● Data excerpts:

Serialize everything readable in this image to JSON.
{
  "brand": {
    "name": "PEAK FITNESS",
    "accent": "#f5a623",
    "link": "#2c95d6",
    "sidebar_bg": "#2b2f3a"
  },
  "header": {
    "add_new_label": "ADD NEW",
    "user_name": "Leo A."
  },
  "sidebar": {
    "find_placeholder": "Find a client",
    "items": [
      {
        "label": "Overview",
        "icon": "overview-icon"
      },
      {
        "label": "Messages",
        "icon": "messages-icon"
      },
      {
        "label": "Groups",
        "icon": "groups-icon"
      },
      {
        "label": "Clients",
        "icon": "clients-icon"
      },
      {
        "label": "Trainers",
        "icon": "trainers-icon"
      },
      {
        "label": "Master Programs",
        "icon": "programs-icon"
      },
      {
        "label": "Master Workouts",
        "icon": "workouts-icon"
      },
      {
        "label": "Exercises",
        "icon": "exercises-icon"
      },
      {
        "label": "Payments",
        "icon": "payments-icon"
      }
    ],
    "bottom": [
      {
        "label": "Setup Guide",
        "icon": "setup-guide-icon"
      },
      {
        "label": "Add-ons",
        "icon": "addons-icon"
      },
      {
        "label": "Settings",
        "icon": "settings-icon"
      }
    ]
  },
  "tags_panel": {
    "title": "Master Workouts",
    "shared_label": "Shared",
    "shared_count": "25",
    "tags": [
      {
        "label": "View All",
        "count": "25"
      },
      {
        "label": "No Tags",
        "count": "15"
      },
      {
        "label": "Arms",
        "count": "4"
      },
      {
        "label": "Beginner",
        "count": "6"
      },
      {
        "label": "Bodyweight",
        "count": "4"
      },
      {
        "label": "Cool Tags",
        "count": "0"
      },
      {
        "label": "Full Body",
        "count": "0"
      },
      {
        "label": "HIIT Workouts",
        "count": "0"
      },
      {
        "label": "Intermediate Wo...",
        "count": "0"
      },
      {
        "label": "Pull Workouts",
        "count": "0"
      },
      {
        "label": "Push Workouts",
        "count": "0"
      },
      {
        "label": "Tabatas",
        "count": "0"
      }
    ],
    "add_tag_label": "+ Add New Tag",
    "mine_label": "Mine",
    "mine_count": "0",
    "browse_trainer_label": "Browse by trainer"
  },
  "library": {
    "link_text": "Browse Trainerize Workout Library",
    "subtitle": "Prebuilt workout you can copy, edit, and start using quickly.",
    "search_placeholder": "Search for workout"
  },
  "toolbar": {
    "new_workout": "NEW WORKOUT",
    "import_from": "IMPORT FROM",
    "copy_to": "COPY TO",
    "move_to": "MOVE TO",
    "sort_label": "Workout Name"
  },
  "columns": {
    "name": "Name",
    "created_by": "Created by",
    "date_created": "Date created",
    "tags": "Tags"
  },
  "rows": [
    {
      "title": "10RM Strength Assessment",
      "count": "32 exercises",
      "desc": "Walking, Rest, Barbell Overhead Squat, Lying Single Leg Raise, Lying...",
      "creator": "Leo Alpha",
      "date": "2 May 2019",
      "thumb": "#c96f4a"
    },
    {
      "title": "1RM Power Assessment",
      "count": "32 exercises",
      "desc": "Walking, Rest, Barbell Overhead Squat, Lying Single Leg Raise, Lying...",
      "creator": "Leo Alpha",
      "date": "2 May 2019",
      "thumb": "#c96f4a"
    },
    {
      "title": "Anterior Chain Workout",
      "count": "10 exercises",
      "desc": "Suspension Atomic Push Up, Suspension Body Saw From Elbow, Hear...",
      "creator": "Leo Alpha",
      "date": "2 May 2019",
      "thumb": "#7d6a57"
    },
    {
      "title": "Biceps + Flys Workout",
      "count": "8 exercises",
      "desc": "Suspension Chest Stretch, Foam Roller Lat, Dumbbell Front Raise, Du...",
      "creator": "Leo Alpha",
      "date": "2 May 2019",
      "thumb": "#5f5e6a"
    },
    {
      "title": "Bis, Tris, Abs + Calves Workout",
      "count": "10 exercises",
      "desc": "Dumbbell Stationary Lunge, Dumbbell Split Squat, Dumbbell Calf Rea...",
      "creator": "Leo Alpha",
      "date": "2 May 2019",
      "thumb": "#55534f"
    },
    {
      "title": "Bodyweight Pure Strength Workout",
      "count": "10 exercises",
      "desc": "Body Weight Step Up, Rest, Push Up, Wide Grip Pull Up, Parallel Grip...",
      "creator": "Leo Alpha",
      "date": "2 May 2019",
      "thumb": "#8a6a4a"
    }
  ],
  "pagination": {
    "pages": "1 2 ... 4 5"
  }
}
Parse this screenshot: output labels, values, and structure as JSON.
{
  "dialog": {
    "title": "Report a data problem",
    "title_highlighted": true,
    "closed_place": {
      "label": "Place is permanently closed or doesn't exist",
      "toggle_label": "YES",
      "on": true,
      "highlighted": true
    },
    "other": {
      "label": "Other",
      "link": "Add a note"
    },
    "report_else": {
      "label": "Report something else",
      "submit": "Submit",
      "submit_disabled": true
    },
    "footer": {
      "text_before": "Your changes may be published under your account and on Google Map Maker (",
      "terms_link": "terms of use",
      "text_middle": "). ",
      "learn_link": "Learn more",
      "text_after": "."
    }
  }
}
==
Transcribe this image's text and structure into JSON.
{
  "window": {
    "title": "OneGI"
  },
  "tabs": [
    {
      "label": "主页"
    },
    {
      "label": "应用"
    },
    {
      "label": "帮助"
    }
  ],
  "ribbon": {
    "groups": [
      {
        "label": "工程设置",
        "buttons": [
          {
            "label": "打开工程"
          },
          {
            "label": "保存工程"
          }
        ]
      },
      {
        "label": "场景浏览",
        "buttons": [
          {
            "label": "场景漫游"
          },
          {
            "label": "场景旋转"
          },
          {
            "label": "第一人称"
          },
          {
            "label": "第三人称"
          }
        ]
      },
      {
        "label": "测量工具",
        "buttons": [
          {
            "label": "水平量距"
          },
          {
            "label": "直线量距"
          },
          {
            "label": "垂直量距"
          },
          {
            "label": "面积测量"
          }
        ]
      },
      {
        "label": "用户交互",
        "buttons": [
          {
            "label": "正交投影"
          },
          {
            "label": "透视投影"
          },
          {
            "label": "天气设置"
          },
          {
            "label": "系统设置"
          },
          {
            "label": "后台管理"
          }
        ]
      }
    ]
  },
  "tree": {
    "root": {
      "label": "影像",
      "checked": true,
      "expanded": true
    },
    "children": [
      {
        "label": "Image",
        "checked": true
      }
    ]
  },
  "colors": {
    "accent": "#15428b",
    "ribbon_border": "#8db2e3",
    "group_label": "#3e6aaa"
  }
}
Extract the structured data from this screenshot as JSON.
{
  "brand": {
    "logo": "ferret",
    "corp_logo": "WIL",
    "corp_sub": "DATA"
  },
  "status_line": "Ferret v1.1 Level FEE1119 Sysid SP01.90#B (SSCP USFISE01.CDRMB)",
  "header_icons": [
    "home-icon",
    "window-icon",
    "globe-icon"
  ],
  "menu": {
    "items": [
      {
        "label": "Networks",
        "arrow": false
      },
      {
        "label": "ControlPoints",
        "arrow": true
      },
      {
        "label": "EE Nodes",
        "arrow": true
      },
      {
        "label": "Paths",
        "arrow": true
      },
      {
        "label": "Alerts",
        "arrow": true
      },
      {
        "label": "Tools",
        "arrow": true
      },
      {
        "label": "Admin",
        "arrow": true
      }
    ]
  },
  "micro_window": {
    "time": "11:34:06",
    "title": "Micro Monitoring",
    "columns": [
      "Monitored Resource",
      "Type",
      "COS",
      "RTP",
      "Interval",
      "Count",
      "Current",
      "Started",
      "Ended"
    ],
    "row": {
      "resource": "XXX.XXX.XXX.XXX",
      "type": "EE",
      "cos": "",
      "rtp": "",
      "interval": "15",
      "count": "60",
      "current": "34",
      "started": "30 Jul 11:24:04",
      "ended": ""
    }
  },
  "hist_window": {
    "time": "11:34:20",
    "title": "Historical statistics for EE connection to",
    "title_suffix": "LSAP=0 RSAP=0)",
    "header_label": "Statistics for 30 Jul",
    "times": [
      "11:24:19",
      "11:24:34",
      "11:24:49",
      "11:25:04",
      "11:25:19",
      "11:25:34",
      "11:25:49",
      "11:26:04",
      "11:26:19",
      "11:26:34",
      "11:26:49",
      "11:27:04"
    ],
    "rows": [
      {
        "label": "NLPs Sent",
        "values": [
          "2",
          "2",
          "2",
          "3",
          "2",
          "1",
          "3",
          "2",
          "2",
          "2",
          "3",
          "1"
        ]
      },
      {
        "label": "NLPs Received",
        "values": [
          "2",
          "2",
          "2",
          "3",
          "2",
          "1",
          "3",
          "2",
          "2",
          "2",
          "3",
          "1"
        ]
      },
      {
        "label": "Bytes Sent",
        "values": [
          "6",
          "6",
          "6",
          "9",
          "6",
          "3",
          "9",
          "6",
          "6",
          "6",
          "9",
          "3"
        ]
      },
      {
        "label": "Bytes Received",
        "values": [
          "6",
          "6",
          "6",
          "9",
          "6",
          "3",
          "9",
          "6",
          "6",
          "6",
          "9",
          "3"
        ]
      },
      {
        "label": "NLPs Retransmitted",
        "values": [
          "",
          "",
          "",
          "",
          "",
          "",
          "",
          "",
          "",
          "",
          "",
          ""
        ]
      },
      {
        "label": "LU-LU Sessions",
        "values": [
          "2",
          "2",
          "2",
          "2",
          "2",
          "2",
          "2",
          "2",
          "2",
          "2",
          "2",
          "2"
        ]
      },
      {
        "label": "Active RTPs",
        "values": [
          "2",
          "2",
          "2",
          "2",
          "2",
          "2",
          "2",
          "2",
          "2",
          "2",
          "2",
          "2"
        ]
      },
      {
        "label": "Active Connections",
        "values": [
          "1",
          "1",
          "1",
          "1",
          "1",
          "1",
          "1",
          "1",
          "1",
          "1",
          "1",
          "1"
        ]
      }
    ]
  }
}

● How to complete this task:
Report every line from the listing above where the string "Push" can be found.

● Worked solution:
        "label": "Push Workouts",
      "desc": "Suspension Atomic Push Up, Suspension Body Saw From Elbow, Hear...",
      "desc": "Body Weight Step Up, Rest, Push Up, Wide Grip Pull Up, Parallel Grip...",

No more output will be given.